§ What this task involves
Repeat the entries that follow, exactly as they are written.

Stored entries
++++++++

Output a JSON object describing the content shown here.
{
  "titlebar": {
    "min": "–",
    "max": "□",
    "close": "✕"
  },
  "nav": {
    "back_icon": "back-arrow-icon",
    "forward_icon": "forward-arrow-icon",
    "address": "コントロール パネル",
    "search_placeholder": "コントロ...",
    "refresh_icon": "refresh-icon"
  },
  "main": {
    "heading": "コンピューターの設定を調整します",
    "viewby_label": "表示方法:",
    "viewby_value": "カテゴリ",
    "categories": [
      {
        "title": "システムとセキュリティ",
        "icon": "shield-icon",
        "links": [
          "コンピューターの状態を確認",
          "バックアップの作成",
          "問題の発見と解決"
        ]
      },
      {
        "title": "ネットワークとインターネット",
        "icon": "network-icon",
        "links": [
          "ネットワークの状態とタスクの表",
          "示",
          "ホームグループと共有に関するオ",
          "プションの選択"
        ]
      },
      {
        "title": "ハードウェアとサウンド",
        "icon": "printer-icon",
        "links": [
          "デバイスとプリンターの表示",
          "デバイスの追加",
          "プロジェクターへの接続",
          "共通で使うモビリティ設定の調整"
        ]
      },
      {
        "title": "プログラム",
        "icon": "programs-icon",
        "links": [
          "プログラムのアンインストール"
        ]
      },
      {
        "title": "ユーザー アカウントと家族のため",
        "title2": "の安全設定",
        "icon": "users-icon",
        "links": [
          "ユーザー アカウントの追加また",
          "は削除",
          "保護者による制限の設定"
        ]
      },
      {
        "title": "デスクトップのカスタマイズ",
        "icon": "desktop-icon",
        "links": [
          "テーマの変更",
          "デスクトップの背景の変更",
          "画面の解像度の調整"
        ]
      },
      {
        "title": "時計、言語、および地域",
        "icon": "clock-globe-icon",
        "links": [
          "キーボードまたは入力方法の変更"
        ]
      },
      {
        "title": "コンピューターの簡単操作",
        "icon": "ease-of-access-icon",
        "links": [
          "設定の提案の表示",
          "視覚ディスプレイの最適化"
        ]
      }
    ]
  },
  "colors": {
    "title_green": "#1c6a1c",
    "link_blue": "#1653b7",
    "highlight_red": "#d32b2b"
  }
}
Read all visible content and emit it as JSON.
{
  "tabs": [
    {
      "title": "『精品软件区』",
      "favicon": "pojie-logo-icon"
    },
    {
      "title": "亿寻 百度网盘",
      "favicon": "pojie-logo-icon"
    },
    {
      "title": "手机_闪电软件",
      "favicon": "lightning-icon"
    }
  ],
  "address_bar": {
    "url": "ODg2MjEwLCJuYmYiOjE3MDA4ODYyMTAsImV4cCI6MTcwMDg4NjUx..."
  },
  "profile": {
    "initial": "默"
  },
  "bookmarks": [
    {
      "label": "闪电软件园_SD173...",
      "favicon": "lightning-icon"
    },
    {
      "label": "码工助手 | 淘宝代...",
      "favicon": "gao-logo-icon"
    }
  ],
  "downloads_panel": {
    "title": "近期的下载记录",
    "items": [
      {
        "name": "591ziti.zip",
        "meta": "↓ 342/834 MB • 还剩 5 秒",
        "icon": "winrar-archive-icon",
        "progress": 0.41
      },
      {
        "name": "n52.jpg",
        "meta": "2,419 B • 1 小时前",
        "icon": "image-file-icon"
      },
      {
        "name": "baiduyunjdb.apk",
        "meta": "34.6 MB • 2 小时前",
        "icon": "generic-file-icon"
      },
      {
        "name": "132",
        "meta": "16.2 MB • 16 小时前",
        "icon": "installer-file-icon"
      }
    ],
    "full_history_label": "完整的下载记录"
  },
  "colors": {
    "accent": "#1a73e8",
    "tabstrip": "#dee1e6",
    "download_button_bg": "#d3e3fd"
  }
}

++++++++

§ Exercise answer
Output a JSON object describing the content shown here.
{
  "titlebar": {
    "min": "–",
    "max": "□",
    "close": "✕"
  },
  "nav": {
    "back_icon": "back-arrow-icon",
    "forward_icon": "forward-arrow-icon",
    "address": "コントロール パネル",
    "search_placeholder": "コントロ...",
    "refresh_icon": "refresh-icon"
  },
  "main": {
    "heading": "コンピューターの設定を調整します",
    "viewby_label": "表示方法:",
    "viewby_value": "カテゴリ",
    "categories": [
      {
        "title": "システムとセキュリティ",
        "icon": "shield-icon",
        "links": [
          "コンピューターの状態を確認",
          "バックアップの作成",
          "問題の発見と解決"
        ]
      },
      {
        "title": "ネットワークとインターネット",
        "icon": "network-icon",
        "links": [
          "ネットワークの状態とタスクの表",
          "示",
          "ホームグループと共有に関するオ",
          "プションの選択"
        ]
      },
      {
        "title": "ハードウェアとサウンド",
        "icon": "printer-icon",
        "links": [
          "デバイスとプリンターの表示",
          "デバイスの追加",
          "プロジェクターへの接続",
          "共通で使うモビリティ設定の調整"
        ]
      },
      {
        "title": "プログラム",
        "icon": "programs-icon",
        "links": [
          "プログラムのアンインストール"
        ]
      },
      {
        "title": "ユーザー アカウントと家族のため",
        "title2": "の安全設定",
        "icon": "users-icon",
        "links": [
          "ユーザー アカウントの追加また",
          "は削除",
          "保護者による制限の設定"
        ]
      },
      {
        "title": "デスクトップのカスタマイズ",
        "icon": "desktop-icon",
        "links": [
          "テーマの変更",
          "デスクトップの背景の変更",
          "画面の解像度の調整"
        ]
      },
      {
        "title": "時計、言語、および地域",
        "icon": "clock-globe-icon",
        "links": [
          "キーボードまたは入力方法の変更"
        ]
      },
      {
        "title": "コンピューターの簡単操作",
        "icon": "ease-of-access-icon",
        "links": [
          "設定の提案の表示",
          "視覚ディスプレイの最適化"
        ]
      }
    ]
  },
  "colors": {
    "title_green": "#1c6a1c",
    "link_blue": "#1653b7",
    "highlight_red": "#d32b2b"
  }
}
Read all visible content and emit it as JSON.
{
  "tabs": [
    {
      "title": "『精品软件区』",
      "favicon": "pojie-logo-icon"
    },
    {
      "title": "亿寻 百度网盘",
      "favicon": "pojie-logo-icon"
    },
    {
      "title": "手机_闪电软件",
      "favicon": "lightning-icon"
    }
  ],
  "address_bar": {
    "url": "ODg2MjEwLCJuYmYiOjE3MDA4ODYyMTAsImV4cCI6MTcwMDg4NjUx..."
  },
  "profile": {
    "initial": "默"
  },
  "bookmarks": [
    {
      "label": "闪电软件园_SD173...",
      "favicon": "lightning-icon"
    },
    {
      "label": "码工助手 | 淘宝代...",
      "favicon": "gao-logo-icon"
    }
  ],
  "downloads_panel": {
    "title": "近期的下载记录",
    "items": [
      {
        "name": "591ziti.zip",
        "meta": "↓ 342/834 MB • 还剩 5 秒",
        "icon": "winrar-archive-icon",
        "progress": 0.41
      },
      {
        "name": "n52.jpg",
        "meta": "2,419 B • 1 小时前",
        "icon": "image-file-icon"
      },
      {
        "name": "baiduyunjdb.apk",
        "meta": "34.6 MB • 2 小时前",
        "icon": "generic-file-icon"
      },
      {
        "name": "132",
        "meta": "16.2 MB • 16 小时前",
        "icon": "installer-file-icon"
      }
    ],
    "full_history_label": "完整的下载记录"
  },
  "colors": {
    "accent": "#1a73e8",
    "tabstrip": "#dee1e6",
    "download_button_bg": "#d3e3fd"
  }
}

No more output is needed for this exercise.